Nothing says summer like sand between the paws, ice water by the pool, and walks in the sunshine. Summer is a time full of fun, adventures, and outdoor activities. While we all know how “cool” our dogs like to look over summer, like Kongo does while rocking his summer shades by the pool, it’s essential to remember to keep our dogs “cool” from the heat as well. Rest assured, while overheating and heatstroke are severe, with a bit of education and awareness of ways to keep cool, you and your pet can continue to enjoy all the fun activities that summer has to offer.
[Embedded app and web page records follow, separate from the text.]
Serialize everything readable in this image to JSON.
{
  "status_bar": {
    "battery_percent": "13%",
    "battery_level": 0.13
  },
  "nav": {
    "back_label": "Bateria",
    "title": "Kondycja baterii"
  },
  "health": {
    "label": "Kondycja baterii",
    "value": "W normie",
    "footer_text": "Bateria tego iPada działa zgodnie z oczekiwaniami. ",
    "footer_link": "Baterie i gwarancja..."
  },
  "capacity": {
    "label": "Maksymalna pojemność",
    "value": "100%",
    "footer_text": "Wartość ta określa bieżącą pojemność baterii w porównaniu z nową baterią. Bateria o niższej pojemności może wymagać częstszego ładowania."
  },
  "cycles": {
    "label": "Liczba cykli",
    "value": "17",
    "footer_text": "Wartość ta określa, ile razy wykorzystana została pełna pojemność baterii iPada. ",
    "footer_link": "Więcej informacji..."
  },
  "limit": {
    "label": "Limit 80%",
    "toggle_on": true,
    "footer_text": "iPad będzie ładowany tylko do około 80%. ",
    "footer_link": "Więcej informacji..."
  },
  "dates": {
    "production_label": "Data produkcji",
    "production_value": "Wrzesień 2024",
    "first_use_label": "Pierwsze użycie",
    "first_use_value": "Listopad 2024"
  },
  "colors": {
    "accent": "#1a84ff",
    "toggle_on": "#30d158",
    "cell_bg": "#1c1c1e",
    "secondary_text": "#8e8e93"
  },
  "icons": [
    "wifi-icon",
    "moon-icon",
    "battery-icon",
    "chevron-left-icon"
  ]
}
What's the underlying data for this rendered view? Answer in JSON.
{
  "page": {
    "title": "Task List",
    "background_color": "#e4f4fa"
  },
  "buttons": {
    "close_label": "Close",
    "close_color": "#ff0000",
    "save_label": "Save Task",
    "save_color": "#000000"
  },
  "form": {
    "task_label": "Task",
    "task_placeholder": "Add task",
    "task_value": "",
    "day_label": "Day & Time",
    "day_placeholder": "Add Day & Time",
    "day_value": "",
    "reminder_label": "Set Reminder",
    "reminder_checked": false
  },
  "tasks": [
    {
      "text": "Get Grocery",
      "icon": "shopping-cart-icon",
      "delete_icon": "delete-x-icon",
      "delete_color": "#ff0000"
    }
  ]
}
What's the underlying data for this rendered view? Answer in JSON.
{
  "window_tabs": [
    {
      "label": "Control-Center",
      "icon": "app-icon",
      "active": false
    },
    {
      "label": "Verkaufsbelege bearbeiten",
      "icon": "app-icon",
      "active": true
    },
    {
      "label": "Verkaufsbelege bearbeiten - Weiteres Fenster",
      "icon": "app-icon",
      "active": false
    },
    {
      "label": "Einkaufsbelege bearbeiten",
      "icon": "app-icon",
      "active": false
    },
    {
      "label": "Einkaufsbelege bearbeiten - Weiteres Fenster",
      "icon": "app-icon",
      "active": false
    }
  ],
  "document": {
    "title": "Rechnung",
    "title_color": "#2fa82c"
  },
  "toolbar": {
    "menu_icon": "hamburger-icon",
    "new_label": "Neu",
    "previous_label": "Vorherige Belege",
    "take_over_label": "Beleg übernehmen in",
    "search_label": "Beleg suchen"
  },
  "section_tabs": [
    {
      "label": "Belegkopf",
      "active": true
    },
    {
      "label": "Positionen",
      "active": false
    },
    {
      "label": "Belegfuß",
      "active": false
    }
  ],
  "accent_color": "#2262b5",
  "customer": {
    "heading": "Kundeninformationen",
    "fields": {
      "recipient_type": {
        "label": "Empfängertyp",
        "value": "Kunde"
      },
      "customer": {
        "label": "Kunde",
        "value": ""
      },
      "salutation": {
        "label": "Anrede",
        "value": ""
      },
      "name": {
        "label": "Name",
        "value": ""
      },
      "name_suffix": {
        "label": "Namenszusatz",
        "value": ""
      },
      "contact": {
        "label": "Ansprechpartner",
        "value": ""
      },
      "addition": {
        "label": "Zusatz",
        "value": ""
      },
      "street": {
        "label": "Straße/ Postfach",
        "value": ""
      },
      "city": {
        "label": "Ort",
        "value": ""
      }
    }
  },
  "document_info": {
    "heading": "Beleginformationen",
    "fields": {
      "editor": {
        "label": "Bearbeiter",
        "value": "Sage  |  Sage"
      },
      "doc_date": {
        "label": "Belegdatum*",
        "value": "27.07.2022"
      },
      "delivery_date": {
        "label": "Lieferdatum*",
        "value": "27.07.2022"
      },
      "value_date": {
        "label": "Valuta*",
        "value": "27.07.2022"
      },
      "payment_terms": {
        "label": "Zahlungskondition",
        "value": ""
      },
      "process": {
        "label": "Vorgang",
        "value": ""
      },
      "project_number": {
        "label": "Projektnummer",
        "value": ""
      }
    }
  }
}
Keeping your pet cool and cooling down your pet during the heat is an excellent skill to learn. While the most common answer to keeping your dog cool during the summer is to keep them inside in the AC, there are times where we still need to head outside with them. If you are adventuring outdoors during the heat, make sure to bring water for your dog to drink, look for shaded areas, and try to avoid the heat of the day. Some dogs love the water, and adding a small kid pool to your yard can be a fun way for your dog to play outside and keep cool. In addition, the water on the outside of the coat will help cool the dog down and prevent them from overheating. If you do not like your dog to be in the water, you can use a cooling vest to help keep their temperature down.
The most common misconception about cooling down an overheated dog is to give them a bunch of water or to let them drink the water while they are swimming. While giving dogs water and keeping them hydrated is a significant factor, it’s also vital to monitor their water intake when they are overheated. When a dog is hot, they tend to drink water quickly and in excess, which can lead to bloat or water intoxication. You can take steps to prevent this by monitoring your dog while they drink and play in the water. Then, as the dog is cooling down, you can monitor their breathing and fatigue and slowly give them bits of water to help them cool down and stay hydrated.
Another important factor to consider when walking your dog is not only the temperature outside but the humidity and temperature of the ground. A common factor usually overlooked is the temperature of the ground, cement, and pavement that the dogs walk on. Remember, dogs do not have shoes like we do and can quickly burn their paw pads. A simple way to check for this is to place your hand on the floor. If the floor is too hot for you to keep your hand on it, it will be too hot for a long walk with your pup. If you’re going out for a walk on a hot day, looking into boots and pad waxes to add an extra layer of protection is a great idea!
Every dog is different and it’s essential to take preventive steps to keep them cool and understand their limits. If you believe that your dog is experiencing heat exhaustion, it’s best to seek a veterinarian’s attention as it can be life-threatening. Below you will find general signs and symptoms of a dog who is overheating and ways to prevent heat exhaustion.
Signs of heat exhaustion
- Excessive panting or difficulty breathing
- Excessive drooling
- Elevated heart rate
- Discolored gums: bright red, grey, purple, or bluish
- Vomiting or diarrhea
- Seizures or muscle tremors
How to prevent heat exhaustion and keep your pet cool
- Take walks in the early morning or late in the evening
- Try to walk and rest in the shade
- Stay on the grass or use a pad wax to prevent from burning their paws
- Bring water on the walk for the dog
- Use a cooling vest or a cold cloth
- Never leave your dog in an unattended car
- Know your pet’s limits and keep outdoor activities to a minimum on hot days
- Wetting the coat with cool water